Exercise. The entries below are to be copied exactly, with nothing left out.

(Items from a dataset)
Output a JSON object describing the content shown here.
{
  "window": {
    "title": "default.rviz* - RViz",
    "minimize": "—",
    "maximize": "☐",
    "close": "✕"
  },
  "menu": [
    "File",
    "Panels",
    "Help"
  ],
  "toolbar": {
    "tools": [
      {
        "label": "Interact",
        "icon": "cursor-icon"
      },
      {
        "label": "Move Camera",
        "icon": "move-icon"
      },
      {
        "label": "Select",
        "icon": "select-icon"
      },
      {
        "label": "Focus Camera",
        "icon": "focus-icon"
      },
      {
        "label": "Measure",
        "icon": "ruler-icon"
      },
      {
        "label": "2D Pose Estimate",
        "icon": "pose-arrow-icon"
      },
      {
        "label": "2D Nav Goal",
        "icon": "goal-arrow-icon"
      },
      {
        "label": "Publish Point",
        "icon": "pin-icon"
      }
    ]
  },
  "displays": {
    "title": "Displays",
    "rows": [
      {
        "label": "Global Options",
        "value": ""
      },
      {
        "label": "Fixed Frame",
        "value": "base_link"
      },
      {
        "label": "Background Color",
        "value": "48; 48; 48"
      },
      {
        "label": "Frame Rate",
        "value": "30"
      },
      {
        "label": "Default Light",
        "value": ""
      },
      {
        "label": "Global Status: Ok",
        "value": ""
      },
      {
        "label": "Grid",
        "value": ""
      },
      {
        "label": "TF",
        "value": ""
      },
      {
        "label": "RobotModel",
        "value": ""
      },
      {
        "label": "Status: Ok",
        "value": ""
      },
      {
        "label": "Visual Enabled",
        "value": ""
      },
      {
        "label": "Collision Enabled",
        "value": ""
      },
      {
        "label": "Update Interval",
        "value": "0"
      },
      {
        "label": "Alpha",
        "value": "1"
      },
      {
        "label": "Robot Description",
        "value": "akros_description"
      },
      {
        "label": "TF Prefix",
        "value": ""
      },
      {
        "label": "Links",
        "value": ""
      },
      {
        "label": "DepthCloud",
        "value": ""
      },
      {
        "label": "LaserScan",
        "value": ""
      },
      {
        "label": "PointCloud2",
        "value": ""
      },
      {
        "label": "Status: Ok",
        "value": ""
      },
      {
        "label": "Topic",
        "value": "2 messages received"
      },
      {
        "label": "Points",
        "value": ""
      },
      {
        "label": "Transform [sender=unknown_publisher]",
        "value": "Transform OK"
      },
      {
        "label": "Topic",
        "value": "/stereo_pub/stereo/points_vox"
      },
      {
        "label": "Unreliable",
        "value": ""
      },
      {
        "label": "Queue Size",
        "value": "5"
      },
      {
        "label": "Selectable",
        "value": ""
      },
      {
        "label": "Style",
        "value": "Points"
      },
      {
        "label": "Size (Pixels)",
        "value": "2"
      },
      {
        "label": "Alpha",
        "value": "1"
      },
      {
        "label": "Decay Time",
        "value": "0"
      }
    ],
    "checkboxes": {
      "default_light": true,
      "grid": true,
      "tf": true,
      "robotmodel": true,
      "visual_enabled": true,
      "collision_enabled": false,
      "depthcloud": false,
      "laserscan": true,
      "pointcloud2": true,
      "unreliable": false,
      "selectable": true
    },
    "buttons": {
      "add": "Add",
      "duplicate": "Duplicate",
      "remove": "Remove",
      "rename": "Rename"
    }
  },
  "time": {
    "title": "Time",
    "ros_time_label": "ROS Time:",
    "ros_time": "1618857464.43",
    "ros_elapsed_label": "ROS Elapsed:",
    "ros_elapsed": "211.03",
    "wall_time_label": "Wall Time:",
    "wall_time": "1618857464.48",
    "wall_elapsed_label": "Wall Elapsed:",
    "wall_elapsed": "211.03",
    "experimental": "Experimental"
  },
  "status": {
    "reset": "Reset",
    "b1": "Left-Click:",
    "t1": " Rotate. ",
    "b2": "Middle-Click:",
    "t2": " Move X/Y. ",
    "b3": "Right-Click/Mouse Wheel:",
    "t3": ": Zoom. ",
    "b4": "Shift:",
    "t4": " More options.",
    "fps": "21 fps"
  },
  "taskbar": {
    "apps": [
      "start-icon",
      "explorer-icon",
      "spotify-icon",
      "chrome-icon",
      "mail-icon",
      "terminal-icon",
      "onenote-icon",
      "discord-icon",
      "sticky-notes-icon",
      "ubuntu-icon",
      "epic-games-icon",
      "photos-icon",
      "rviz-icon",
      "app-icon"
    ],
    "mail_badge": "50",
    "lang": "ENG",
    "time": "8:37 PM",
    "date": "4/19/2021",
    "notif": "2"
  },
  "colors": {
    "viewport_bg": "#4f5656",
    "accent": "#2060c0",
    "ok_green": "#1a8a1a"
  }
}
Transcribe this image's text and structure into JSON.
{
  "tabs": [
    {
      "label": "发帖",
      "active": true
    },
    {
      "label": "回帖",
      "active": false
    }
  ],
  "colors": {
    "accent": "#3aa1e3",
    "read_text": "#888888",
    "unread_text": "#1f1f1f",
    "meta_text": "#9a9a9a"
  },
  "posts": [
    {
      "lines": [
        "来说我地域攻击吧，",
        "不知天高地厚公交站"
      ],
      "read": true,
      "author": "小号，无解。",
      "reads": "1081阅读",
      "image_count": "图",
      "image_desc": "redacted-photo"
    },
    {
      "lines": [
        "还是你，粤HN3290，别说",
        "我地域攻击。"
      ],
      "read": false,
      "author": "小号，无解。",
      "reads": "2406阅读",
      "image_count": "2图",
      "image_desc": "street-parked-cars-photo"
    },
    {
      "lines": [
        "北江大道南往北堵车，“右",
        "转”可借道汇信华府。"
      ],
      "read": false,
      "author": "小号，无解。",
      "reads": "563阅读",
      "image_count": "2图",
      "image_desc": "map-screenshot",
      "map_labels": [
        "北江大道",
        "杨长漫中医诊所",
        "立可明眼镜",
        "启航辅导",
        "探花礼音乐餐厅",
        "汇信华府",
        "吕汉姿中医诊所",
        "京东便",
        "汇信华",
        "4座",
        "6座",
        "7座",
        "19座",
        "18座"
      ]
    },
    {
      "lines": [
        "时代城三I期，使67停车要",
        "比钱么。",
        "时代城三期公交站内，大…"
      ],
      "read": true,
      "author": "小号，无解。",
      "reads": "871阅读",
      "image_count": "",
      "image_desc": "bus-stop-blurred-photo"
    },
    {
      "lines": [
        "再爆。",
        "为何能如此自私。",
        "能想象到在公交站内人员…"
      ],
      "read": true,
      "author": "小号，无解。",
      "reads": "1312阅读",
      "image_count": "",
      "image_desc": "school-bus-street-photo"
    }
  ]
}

Output.
Output a JSON object describing the content shown here.
{
  "window": {
    "title": "default.rviz* - RViz",
    "minimize": "—",
    "maximize": "☐",
    "close": "✕"
  },
  "menu": [
    "File",
    "Panels",
    "Help"
  ],
  "toolbar": {
    "tools": [
      {
        "label": "Interact",
        "icon": "cursor-icon"
      },
      {
        "label": "Move Camera",
        "icon": "move-icon"
      },
      {
        "label": "Select",
        "icon": "select-icon"
      },
      {
        "label": "Focus Camera",
        "icon": "focus-icon"
      },
      {
        "label": "Measure",
        "icon": "ruler-icon"
      },
      {
        "label": "2D Pose Estimate",
        "icon": "pose-arrow-icon"
      },
      {
        "label": "2D Nav Goal",
        "icon": "goal-arrow-icon"
      },
      {
        "label": "Publish Point",
        "icon": "pin-icon"
      }
    ]
  },
  "displays": {
    "title": "Displays",
    "rows": [
      {
        "label": "Global Options",
        "value": ""
      },
      {
        "label": "Fixed Frame",
        "value": "base_link"
      },
      {
        "label": "Background Color",
        "value": "48; 48; 48"
      },
      {
        "label": "Frame Rate",
        "value": "30"
      },
      {
        "label": "Default Light",
        "value": ""
      },
      {
        "label": "Global Status: Ok",
        "value": ""
      },
      {
        "label": "Grid",
        "value": ""
      },
      {
        "label": "TF",
        "value": ""
      },
      {
        "label": "RobotModel",
        "value": ""
      },
      {
        "label": "Status: Ok",
        "value": ""
      },
      {
        "label": "Visual Enabled",
        "value": ""
      },
      {
        "label": "Collision Enabled",
        "value": ""
      },
      {
        "label": "Update Interval",
        "value": "0"
      },
      {
        "label": "Alpha",
        "value": "1"
      },
      {
        "label": "Robot Description",
        "value": "akros_description"
      },
      {
        "label": "TF Prefix",
        "value": ""
      },
      {
        "label": "Links",
        "value": ""
      },
      {
        "label": "DepthCloud",
        "value": ""
      },
      {
        "label": "LaserScan",
        "value": ""
      },
      {
        "label": "PointCloud2",
        "value": ""
      },
      {
        "label": "Status: Ok",
        "value": ""
      },
      {
        "label": "Topic",
        "value": "2 messages received"
      },
      {
        "label": "Points",
        "value": ""
      },
      {
        "label": "Transform [sender=unknown_publisher]",
        "value": "Transform OK"
      },
      {
        "label": "Topic",
        "value": "/stereo_pub/stereo/points_vox"
      },
      {
        "label": "Unreliable",
        "value": ""
      },
      {
        "label": "Queue Size",
        "value": "5"
      },
      {
        "label": "Selectable",
        "value": ""
      },
      {
        "label": "Style",
        "value": "Points"
      },
      {
        "label": "Size (Pixels)",
        "value": "2"
      },
      {
        "label": "Alpha",
        "value": "1"
      },
      {
        "label": "Decay Time",
        "value": "0"
      }
    ],
    "checkboxes": {
      "default_light": true,
      "grid": true,
      "tf": true,
      "robotmodel": true,
      "visual_enabled": true,
      "collision_enabled": false,
      "depthcloud": false,
      "laserscan": true,
      "pointcloud2": true,
      "unreliable": false,
      "selectable": true
    },
    "buttons": {
      "add": "Add",
      "duplicate": "Duplicate",
      "remove": "Remove",
      "rename": "Rename"
    }
  },
  "time": {
    "title": "Time",
    "ros_time_label": "ROS Time:",
    "ros_time": "1618857464.43",
    "ros_elapsed_label": "ROS Elapsed:",
    "ros_elapsed": "211.03",
    "wall_time_label": "Wall Time:",
    "wall_time": "1618857464.48",
    "wall_elapsed_label": "Wall Elapsed:",
    "wall_elapsed": "211.03",
    "experimental": "Experimental"
  },
  "status": {
    "reset": "Reset",
    "b1": "Left-Click:",
    "t1": " Rotate. ",
    "b2": "Middle-Click:",
    "t2": " Move X/Y. ",
    "b3": "Right-Click/Mouse Wheel:",
    "t3": ": Zoom. ",
    "b4": "Shift:",
    "t4": " More options.",
    "fps": "21 fps"
  },
  "taskbar": {
    "apps": [
      "start-icon",
      "explorer-icon",
      "spotify-icon",
      "chrome-icon",
      "mail-icon",
      "terminal-icon",
      "onenote-icon",
      "discord-icon",
      "sticky-notes-icon",
      "ubuntu-icon",
      "epic-games-icon",
      "photos-icon",
      "rviz-icon",
      "app-icon"
    ],
    "mail_badge": "50",
    "lang": "ENG",
    "time": "8:37 PM",
    "date": "4/19/2021",
    "notif": "2"
  },
  "colors": {
    "viewport_bg": "#4f5656",
    "accent": "#2060c0",
    "ok_green": "#1a8a1a"
  }
}
Transcribe this image's text and structure into JSON.
{
  "tabs": [
    {
      "label": "发帖",
      "active": true
    },
    {
      "label": "回帖",
      "active": false
    }
  ],
  "colors": {
    "accent": "#3aa1e3",
    "read_text": "#888888",
    "unread_text": "#1f1f1f",
    "meta_text": "#9a9a9a"
  },
  "posts": [
    {
      "lines": [
        "来说我地域攻击吧，",
        "不知天高地厚公交站"
      ],
      "read": true,
      "author": "小号，无解。",
      "reads": "1081阅读",
      "image_count": "图",
      "image_desc": "redacted-photo"
    },
    {
      "lines": [
        "还是你，粤HN3290，别说",
        "我地域攻击。"
      ],
      "read": false,
      "author": "小号，无解。",
      "reads": "2406阅读",
      "image_count": "2图",
      "image_desc": "street-parked-cars-photo"
    },
    {
      "lines": [
        "北江大道南往北堵车，“右",
        "转”可借道汇信华府。"
      ],
      "read": false,
      "author": "小号，无解。",
      "reads": "563阅读",
      "image_count": "2图",
      "image_desc": "map-screenshot",
      "map_labels": [
        "北江大道",
        "杨长漫中医诊所",
        "立可明眼镜",
        "启航辅导",
        "探花礼音乐餐厅",
        "汇信华府",
        "吕汉姿中医诊所",
        "京东便",
        "汇信华",
        "4座",
        "6座",
        "7座",
        "19座",
        "18座"
      ]
    },
    {
      "lines": [
        "时代城三I期，使67停车要",
        "比钱么。",
        "时代城三期公交站内，大…"
      ],
      "read": true,
      "author": "小号，无解。",
      "reads": "871阅读",
      "image_count": "",
      "image_desc": "bus-stop-blurred-photo"
    },
    {
      "lines": [
        "再爆。",
        "为何能如此自私。",
        "能想象到在公交站内人员…"
      ],
      "read": true,
      "author": "小号，无解。",
      "reads": "1312阅读",
      "image_count": "",
      "image_desc": "school-bus-street-photo"
    }
  ]
}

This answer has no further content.